(Records drawn from a dataset)
▼
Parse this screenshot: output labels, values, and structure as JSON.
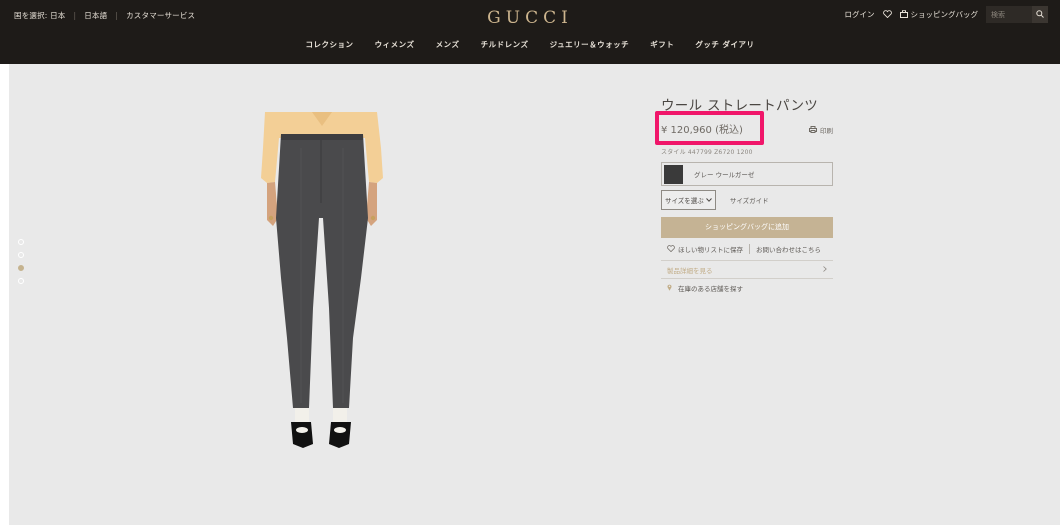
{
  "header": {
    "country_label": "国を選択: 日本",
    "language_label": "日本語",
    "customer_service_label": "カスタマーサービス",
    "logo_text": "GUCCI",
    "login_label": "ログイン",
    "bag_label": "ショッピングバッグ",
    "search_placeholder": "検索",
    "nav": [
      "コレクション",
      "ウィメンズ",
      "メンズ",
      "チルドレンズ",
      "ジュエリー＆ウォッチ",
      "ギフト",
      "グッチ ダイアリ"
    ]
  },
  "gallery": {
    "slide_count": 4,
    "active_slide": 3,
    "image_subject": "grey wool straight pants on model"
  },
  "product": {
    "title": "ウール ストレートパンツ",
    "price": "¥ 120,960 (税込)",
    "print_label": "印刷",
    "style_number": "スタイル 447799 Z6720 1200",
    "color_label": "グレー ウールガーゼ",
    "size_select_label": "サイズを選ぶ",
    "size_guide_label": "サイズガイド",
    "add_to_bag_label": "ショッピングバッグに追加",
    "wishlist_label": "ほしい物リストに保存",
    "contact_label": "お問い合わせはこちら",
    "details_label": "製品詳細を見る",
    "store_label": "在庫のある店舗を探す"
  },
  "colors": {
    "header_bg": "#1e1b18",
    "logo_gold": "#cdb58e",
    "add_button": "#c5b394",
    "highlight": "#f0166a",
    "stage_bg": "#e9e9e9",
    "swatch": "#3a3a3a"
  },
  "icons": [
    "heart-icon",
    "bag-icon",
    "search-icon",
    "printer-icon",
    "chevron-down-icon",
    "chevron-right-icon",
    "location-pin-icon"
  ]
}
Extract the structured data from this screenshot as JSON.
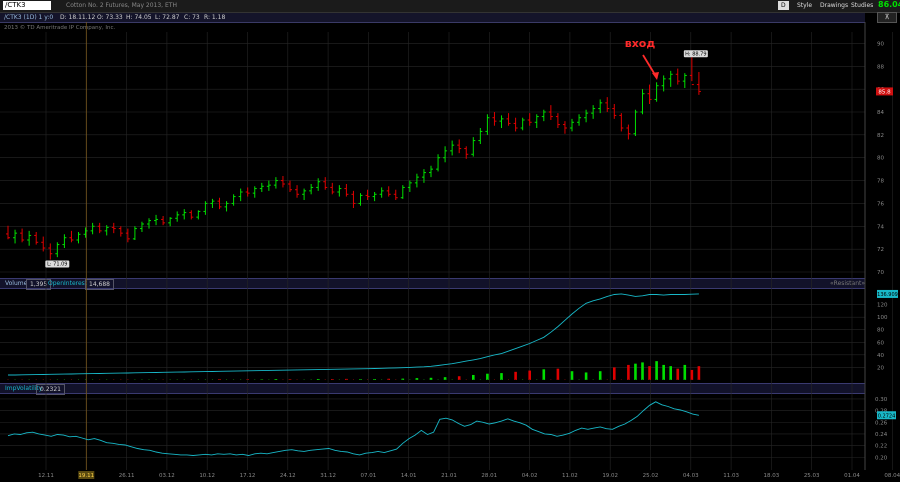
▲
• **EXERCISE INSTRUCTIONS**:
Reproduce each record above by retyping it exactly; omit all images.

• **OUTPUT OF THE TASK**:
Parse this screenshot: output labels, values, and structure as JSON.
{
  "header": {
    "country_label": "国を選択: 日本",
    "language_label": "日本語",
    "customer_service_label": "カスタマーサービス",
    "logo_text": "GUCCI",
    "login_label": "ログイン",
    "bag_label": "ショッピングバッグ",
    "search_placeholder": "検索",
    "nav": [
      "コレクション",
      "ウィメンズ",
      "メンズ",
      "チルドレンズ",
      "ジュエリー＆ウォッチ",
      "ギフト",
      "グッチ ダイアリ"
    ]
  },
  "gallery": {
    "slide_count": 4,
    "active_slide": 3,
    "image_subject": "grey wool straight pants on model"
  },
  "product": {
    "title": "ウール ストレートパンツ",
    "price": "¥ 120,960 (税込)",
    "print_label": "印刷",
    "style_number": "スタイル 447799 Z6720 1200",
    "color_label": "グレー ウールガーゼ",
    "size_select_label": "サイズを選ぶ",
    "size_guide_label": "サイズガイド",
    "add_to_bag_label": "ショッピングバッグに追加",
    "wishlist_label": "ほしい物リストに保存",
    "contact_label": "お問い合わせはこちら",
    "details_label": "製品詳細を見る",
    "store_label": "在庫のある店舗を探す"
  },
  "colors": {
    "header_bg": "#1e1b18",
    "logo_gold": "#cdb58e",
    "add_button": "#c5b394",
    "highlight": "#f0166a",
    "stage_bg": "#e9e9e9",
    "swatch": "#3a3a3a"
  },
  "icons": [
    "heart-icon",
    "bag-icon",
    "search-icon",
    "printer-icon",
    "chevron-down-icon",
    "chevron-right-icon",
    "location-pin-icon"
  ]
}
Extract the structured data from this screenshot as JSON.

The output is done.